YOUR OBJECTIVE: Look through the records that follow. Copy every line containing the word "title".

DATA SHOWN:
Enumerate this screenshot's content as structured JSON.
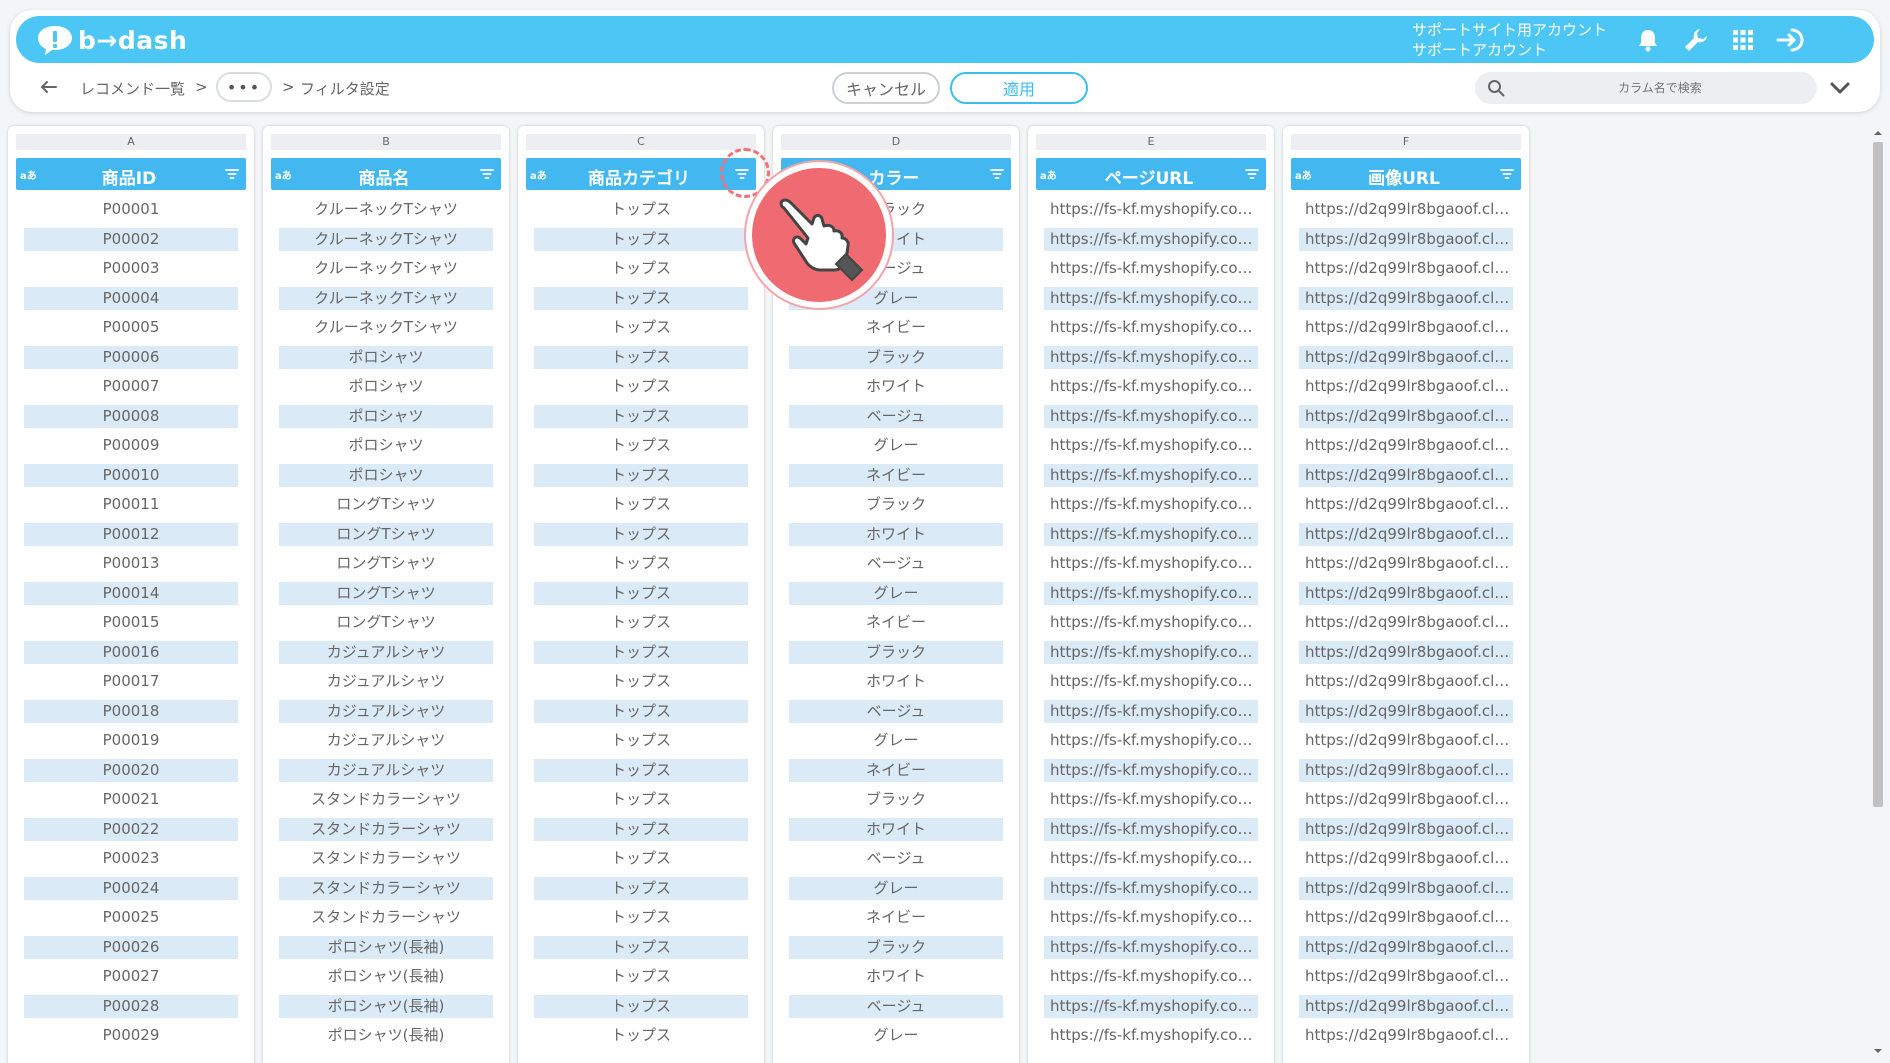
{
  "header": {
    "logo_text": "b→dash",
    "account_line1": "サポートサイト用アカウント",
    "account_line2": "サポートアカウント",
    "icons": [
      "bell-icon",
      "wrench-icon",
      "grid-icon",
      "logout-icon"
    ],
    "accent_color": "#4cc6f4"
  },
  "breadcrumb": {
    "item1": "レコメンド一覧",
    "sep1": ">",
    "ellipsis": "•••",
    "sep2": ">",
    "current": "フィルタ設定"
  },
  "actions": {
    "cancel_label": "キャンセル",
    "apply_label": "適用"
  },
  "search": {
    "placeholder": "カラム名で検索"
  },
  "columns": [
    {
      "letter": "A",
      "title": "商品ID",
      "type_icon": "aあ",
      "kind": "text"
    },
    {
      "letter": "B",
      "title": "商品名",
      "type_icon": "aあ",
      "kind": "text"
    },
    {
      "letter": "C",
      "title": "商品カテゴリ",
      "type_icon": "aあ",
      "kind": "text"
    },
    {
      "letter": "D",
      "title": "カラー",
      "type_icon": "aあ",
      "kind": "text"
    },
    {
      "letter": "E",
      "title": "ページURL",
      "type_icon": "aあ",
      "kind": "url"
    },
    {
      "letter": "F",
      "title": "画像URL",
      "type_icon": "aあ",
      "kind": "url"
    }
  ],
  "rows": [
    [
      "P00001",
      "クルーネックTシャツ",
      "トップス",
      "ブラック",
      "https://fs-kf.myshopify.com…",
      "https://d2q99lr8bgaoof.clo…"
    ],
    [
      "P00002",
      "クルーネックTシャツ",
      "トップス",
      "ホワイト",
      "https://fs-kf.myshopify.com…",
      "https://d2q99lr8bgaoof.clo…"
    ],
    [
      "P00003",
      "クルーネックTシャツ",
      "トップス",
      "ベージュ",
      "https://fs-kf.myshopify.com…",
      "https://d2q99lr8bgaoof.clo…"
    ],
    [
      "P00004",
      "クルーネックTシャツ",
      "トップス",
      "グレー",
      "https://fs-kf.myshopify.com…",
      "https://d2q99lr8bgaoof.clo…"
    ],
    [
      "P00005",
      "クルーネックTシャツ",
      "トップス",
      "ネイビー",
      "https://fs-kf.myshopify.com…",
      "https://d2q99lr8bgaoof.clo…"
    ],
    [
      "P00006",
      "ポロシャツ",
      "トップス",
      "ブラック",
      "https://fs-kf.myshopify.com…",
      "https://d2q99lr8bgaoof.clo…"
    ],
    [
      "P00007",
      "ポロシャツ",
      "トップス",
      "ホワイト",
      "https://fs-kf.myshopify.com…",
      "https://d2q99lr8bgaoof.clo…"
    ],
    [
      "P00008",
      "ポロシャツ",
      "トップス",
      "ベージュ",
      "https://fs-kf.myshopify.com…",
      "https://d2q99lr8bgaoof.clo…"
    ],
    [
      "P00009",
      "ポロシャツ",
      "トップス",
      "グレー",
      "https://fs-kf.myshopify.com…",
      "https://d2q99lr8bgaoof.clo…"
    ],
    [
      "P00010",
      "ポロシャツ",
      "トップス",
      "ネイビー",
      "https://fs-kf.myshopify.com…",
      "https://d2q99lr8bgaoof.clo…"
    ],
    [
      "P00011",
      "ロングTシャツ",
      "トップス",
      "ブラック",
      "https://fs-kf.myshopify.com…",
      "https://d2q99lr8bgaoof.clo…"
    ],
    [
      "P00012",
      "ロングTシャツ",
      "トップス",
      "ホワイト",
      "https://fs-kf.myshopify.com…",
      "https://d2q99lr8bgaoof.clo…"
    ],
    [
      "P00013",
      "ロングTシャツ",
      "トップス",
      "ベージュ",
      "https://fs-kf.myshopify.com…",
      "https://d2q99lr8bgaoof.clo…"
    ],
    [
      "P00014",
      "ロングTシャツ",
      "トップス",
      "グレー",
      "https://fs-kf.myshopify.com…",
      "https://d2q99lr8bgaoof.clo…"
    ],
    [
      "P00015",
      "ロングTシャツ",
      "トップス",
      "ネイビー",
      "https://fs-kf.myshopify.com…",
      "https://d2q99lr8bgaoof.clo…"
    ],
    [
      "P00016",
      "カジュアルシャツ",
      "トップス",
      "ブラック",
      "https://fs-kf.myshopify.com…",
      "https://d2q99lr8bgaoof.clo…"
    ],
    [
      "P00017",
      "カジュアルシャツ",
      "トップス",
      "ホワイト",
      "https://fs-kf.myshopify.com…",
      "https://d2q99lr8bgaoof.clo…"
    ],
    [
      "P00018",
      "カジュアルシャツ",
      "トップス",
      "ベージュ",
      "https://fs-kf.myshopify.com…",
      "https://d2q99lr8bgaoof.clo…"
    ],
    [
      "P00019",
      "カジュアルシャツ",
      "トップス",
      "グレー",
      "https://fs-kf.myshopify.com…",
      "https://d2q99lr8bgaoof.clo…"
    ],
    [
      "P00020",
      "カジュアルシャツ",
      "トップス",
      "ネイビー",
      "https://fs-kf.myshopify.com…",
      "https://d2q99lr8bgaoof.clo…"
    ],
    [
      "P00021",
      "スタンドカラーシャツ",
      "トップス",
      "ブラック",
      "https://fs-kf.myshopify.com…",
      "https://d2q99lr8bgaoof.clo…"
    ],
    [
      "P00022",
      "スタンドカラーシャツ",
      "トップス",
      "ホワイト",
      "https://fs-kf.myshopify.com…",
      "https://d2q99lr8bgaoof.clo…"
    ],
    [
      "P00023",
      "スタンドカラーシャツ",
      "トップス",
      "ベージュ",
      "https://fs-kf.myshopify.com…",
      "https://d2q99lr8bgaoof.clo…"
    ],
    [
      "P00024",
      "スタンドカラーシャツ",
      "トップス",
      "グレー",
      "https://fs-kf.myshopify.com…",
      "https://d2q99lr8bgaoof.clo…"
    ],
    [
      "P00025",
      "スタンドカラーシャツ",
      "トップス",
      "ネイビー",
      "https://fs-kf.myshopify.com…",
      "https://d2q99lr8bgaoof.clo…"
    ],
    [
      "P00026",
      "ポロシャツ(長袖)",
      "トップス",
      "ブラック",
      "https://fs-kf.myshopify.com…",
      "https://d2q99lr8bgaoof.clo…"
    ],
    [
      "P00027",
      "ポロシャツ(長袖)",
      "トップス",
      "ホワイト",
      "https://fs-kf.myshopify.com…",
      "https://d2q99lr8bgaoof.clo…"
    ],
    [
      "P00028",
      "ポロシャツ(長袖)",
      "トップス",
      "ベージュ",
      "https://fs-kf.myshopify.com…",
      "https://d2q99lr8bgaoof.clo…"
    ],
    [
      "P00029",
      "ポロシャツ(長袖)",
      "トップス",
      "グレー",
      "https://fs-kf.myshopify.com…",
      "https://d2q99lr8bgaoof.clo…"
    ]
  ],
  "overlay": {
    "highlight_target": "filter-icon-c",
    "pointer_icon": "hand-pointer-icon"
  }
}
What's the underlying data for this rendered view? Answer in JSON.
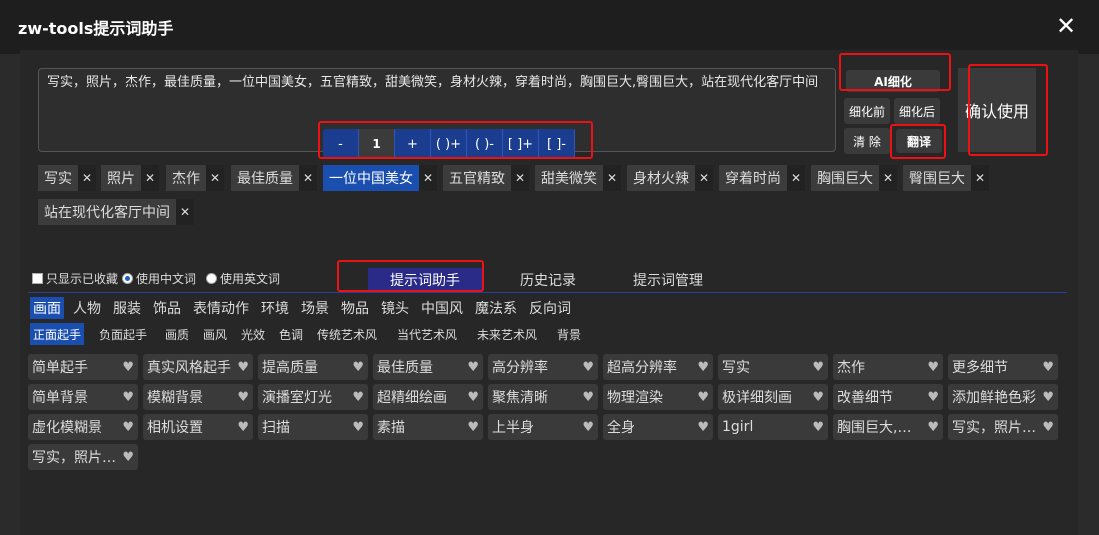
{
  "window": {
    "title": "zw-tools提示词助手",
    "close_icon": "✕"
  },
  "prompt_text": "写实，照片，杰作，最佳质量，一位中国美女，五官精致，甜美微笑，身材火辣，穿着时尚，胸围巨大,臀围巨大，站在现代化客厅中间",
  "weight_bar": {
    "minus": "-",
    "value": "1",
    "plus": "+",
    "paren_plus": "( )+",
    "paren_minus": "( )-",
    "bracket_plus": "[ ]+",
    "bracket_minus": "[ ]-"
  },
  "side_buttons": {
    "ai_refine": "AI细化",
    "before_refine": "细化前",
    "after_refine": "细化后",
    "clear": "清 除",
    "translate": "翻译",
    "confirm": "确认使用"
  },
  "tags": [
    "写实",
    "照片",
    "杰作",
    "最佳质量",
    "一位中国美女",
    "五官精致",
    "甜美微笑",
    "身材火辣",
    "穿着时尚",
    "胸围巨大",
    "臀围巨大",
    "站在现代化客厅中间"
  ],
  "options": {
    "only_favorites": "只显示已收藏",
    "use_chinese": "使用中文词",
    "use_english": "使用英文词"
  },
  "main_tabs": [
    "提示词助手",
    "历史记录",
    "提示词管理"
  ],
  "categories": [
    "画面",
    "人物",
    "服装",
    "饰品",
    "表情动作",
    "环境",
    "场景",
    "物品",
    "镜头",
    "中国风",
    "魔法系",
    "反向词"
  ],
  "subcategories": [
    "正面起手",
    "负面起手",
    "画质",
    "画风",
    "光效",
    "色调",
    "传统艺术风",
    "当代艺术风",
    "未来艺术风",
    "背景"
  ],
  "items": [
    "简单起手",
    "真实风格起手",
    "提高质量",
    "最佳质量",
    "高分辨率",
    "超高分辨率",
    "写实",
    "杰作",
    "更多细节",
    "简单背景",
    "模糊背景",
    "演播室灯光",
    "超精细绘画",
    "聚焦清晰",
    "物理渲染",
    "极详细刻画",
    "改善细节",
    "添加鲜艳色彩",
    "虚化模糊景",
    "相机设置",
    "扫描",
    "素描",
    "上半身",
    "全身",
    "1girl",
    "胸围巨大,…",
    "写实，照片…",
    "写实，照片…"
  ],
  "heart_icon": "♥"
}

WRITTEN RESPONSE:
      "title": "商品ID",
      "title": "商品名",
      "title": "商品カテゴリ",
      "title": "カラー",
      "title": "ページURL",
      "title": "画像URL",
    "title": "zw-tools提示词助手",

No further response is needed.